These are exciting times for medical innovation and advancement, and the 21st Century Cures Act promises much hope to those with rare diseases. However, not everyone is on board. The bill allows anecdotal and easily manipulated sources of health data to be used to approve new drugs. Utilizing a patient’s experience from clinical experience could sometimes be all it takes for a new drug to reach the market. The use of biomarkers, animal studies and inconclusive preliminary data to support approval, rather than proven health benefits, has unsettled many quarters of the health industry. Having the FDA “rely” on observational analyses, which are less rigorous than randomized controlled trials (RCTs), for approval of medical devices could compromise ethical safety standards.
The need for safer, cheaper, more effective, and faster treatment options for rare diseases is abundantly clear. Lack of new drugs highlights strategic failures in our system to encourage Research & Development to focus on neglected diseases—not merely failures in our regulatory system. The worry with the proposed bill is that new laws for the FDA may not necessarily accentuate cures, but rather tie them down in more bureaucracy and unsafe practices. More incentives and penalties for longer review times of potential drugs and devices could be a better way to speed up finding cures.
The FDA already has strategies in place to safeguard the patient when developing new drugs. The Office of Orphan Products Development (OOPD) within the FDA assists potential sponsors of orphan products by directing the programs like:
Orphan Drug Designation Program – qualifies a product for special
Orphan Products Grant Program – provides funding for clinical
Pediatric Device Consortia (PDC) Grant Program – facilitates pediatric medical device development.
Humanitarian Use Device (HUD) Program – motivates businesses to develop medical devices for rare diseases and conditions.
Hopefully, with all the discussion generated by the 21st Century Cures Act, the FDA can dig deep, really look at where it is going wrong and transform itself into a more flexible and creative institution to introduce new ways to speed up lifesaving treatments for patients with rare diseases.

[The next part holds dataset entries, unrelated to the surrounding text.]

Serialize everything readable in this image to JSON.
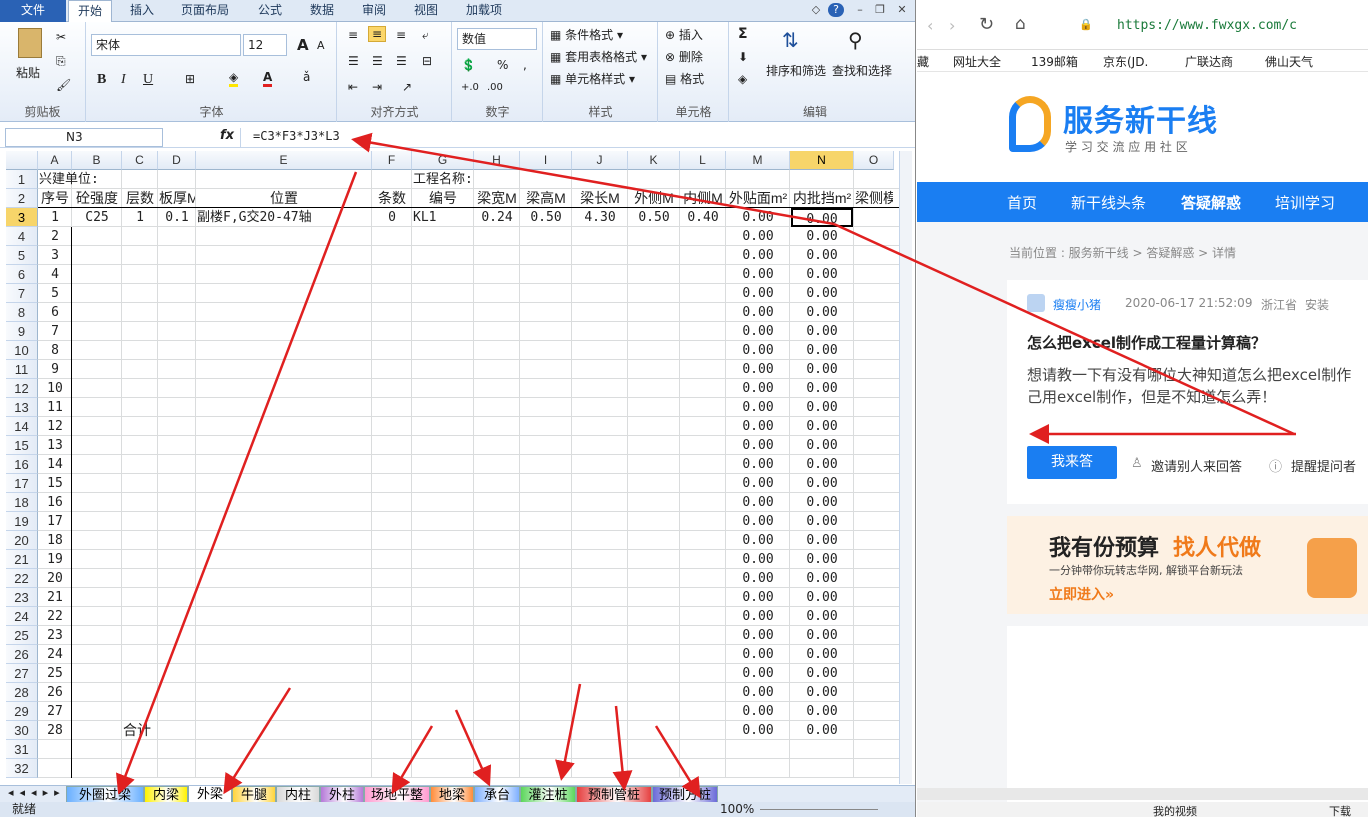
{
  "excel": {
    "tabs": [
      "文件",
      "开始",
      "插入",
      "页面布局",
      "公式",
      "数据",
      "审阅",
      "视图",
      "加载项"
    ],
    "clipboard": {
      "paste": "粘贴",
      "label": "剪贴板"
    },
    "font": {
      "name": "宋体",
      "size": "12",
      "label": "字体",
      "bold": "B",
      "italic": "I",
      "underline": "U",
      "grow": "A",
      "shrink": "A"
    },
    "align": {
      "label": "对齐方式"
    },
    "number": {
      "format": "数值",
      "label": "数字",
      "percent": "%",
      "comma": ","
    },
    "styles": {
      "cond": "条件格式",
      "table": "套用表格格式",
      "cell": "单元格样式",
      "label": "样式"
    },
    "cells": {
      "insert": "插入",
      "delete": "删除",
      "format": "格式",
      "label": "单元格"
    },
    "editing": {
      "sum": "Σ",
      "sort": "排序和筛选",
      "find": "查找和选择",
      "label": "编辑"
    },
    "namebox": "N3",
    "fx": "fx",
    "formula": "=C3*F3*J3*L3",
    "columns": [
      "A",
      "B",
      "C",
      "D",
      "E",
      "F",
      "G",
      "H",
      "I",
      "J",
      "K",
      "L",
      "M",
      "N",
      "O"
    ],
    "row1": {
      "a": "兴建单位:",
      "g": "工程名称:"
    },
    "headers": [
      "序号",
      "砼强度",
      "层数",
      "板厚M",
      "位置",
      "条数",
      "编号",
      "梁宽M",
      "梁高M",
      "梁长M",
      "外侧M",
      "内侧M",
      "外贴面m²",
      "内批挡m²",
      "梁侧模"
    ],
    "row3": [
      "1",
      "C25",
      "1",
      "0.1",
      "副楼F,G交20-47轴",
      "0",
      "KL1",
      "0.24",
      "0.50",
      "4.30",
      "0.50",
      "0.40",
      "0.00",
      "0.00"
    ],
    "zero": "0.00",
    "total_label": "合计",
    "sheets": [
      "外圈过梁",
      "内梁",
      "外梁",
      "牛腿",
      "内柱",
      "外柱",
      "场地平整",
      "地梁",
      "承台",
      "灌注桩",
      "预制管桩",
      "预制方桩"
    ],
    "status": {
      "ready": "就绪",
      "zoom": "100%"
    }
  },
  "browser": {
    "url": "https://www.fwxgx.com/c",
    "bookmarks": [
      "藏",
      "网址大全",
      "139邮箱",
      "京东(JD.",
      "广联达商",
      "佛山天气"
    ],
    "site_name": "服务新干线",
    "site_slogan": "学 习 交 流 应 用 社 区",
    "nav": [
      "首页",
      "新干线头条",
      "答疑解惑",
      "培训学习"
    ],
    "breadcrumb": "当前位置 : 服务新干线 > 答疑解惑 > 详情",
    "question": {
      "user": "瘦瘦小猪",
      "time": "2020-06-17 21:52:09",
      "location": "浙江省",
      "tag": "安装",
      "title": "怎么把excel制作成工程量计算稿？",
      "body1": "想请教一下有没有哪位大神知道怎么把excel制作",
      "body2": "己用excel制作，但是不知道怎么弄！",
      "answer_btn": "我来答",
      "invite": "邀请别人来回答",
      "remind": "提醒提问者"
    },
    "ad": {
      "title1": "我有份预算",
      "title2": "找人代做",
      "sub": "一分钟带你玩转志华网, 解锁平台新玩法",
      "cta": "立即进入»"
    },
    "footer": [
      "我的视频",
      "下载"
    ]
  },
  "colors": {
    "file_tab": "#2a62b5",
    "nav": "#1a7ef2",
    "arrow": "#e02020",
    "brand": "#1a7ef2",
    "ad_accent": "#f07a1a"
  }
}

While the House overwhelmingly passed the 21st Century Cures Act, the Senate is yet to take up the bill. My hope is that in all the rhetoric that passes between the naysayers and the advocates, there is transparency on how to close the gap between the discovery and delivery of innovative treatments and products. While changes are appropriate and important, nothing should compromise patient safety.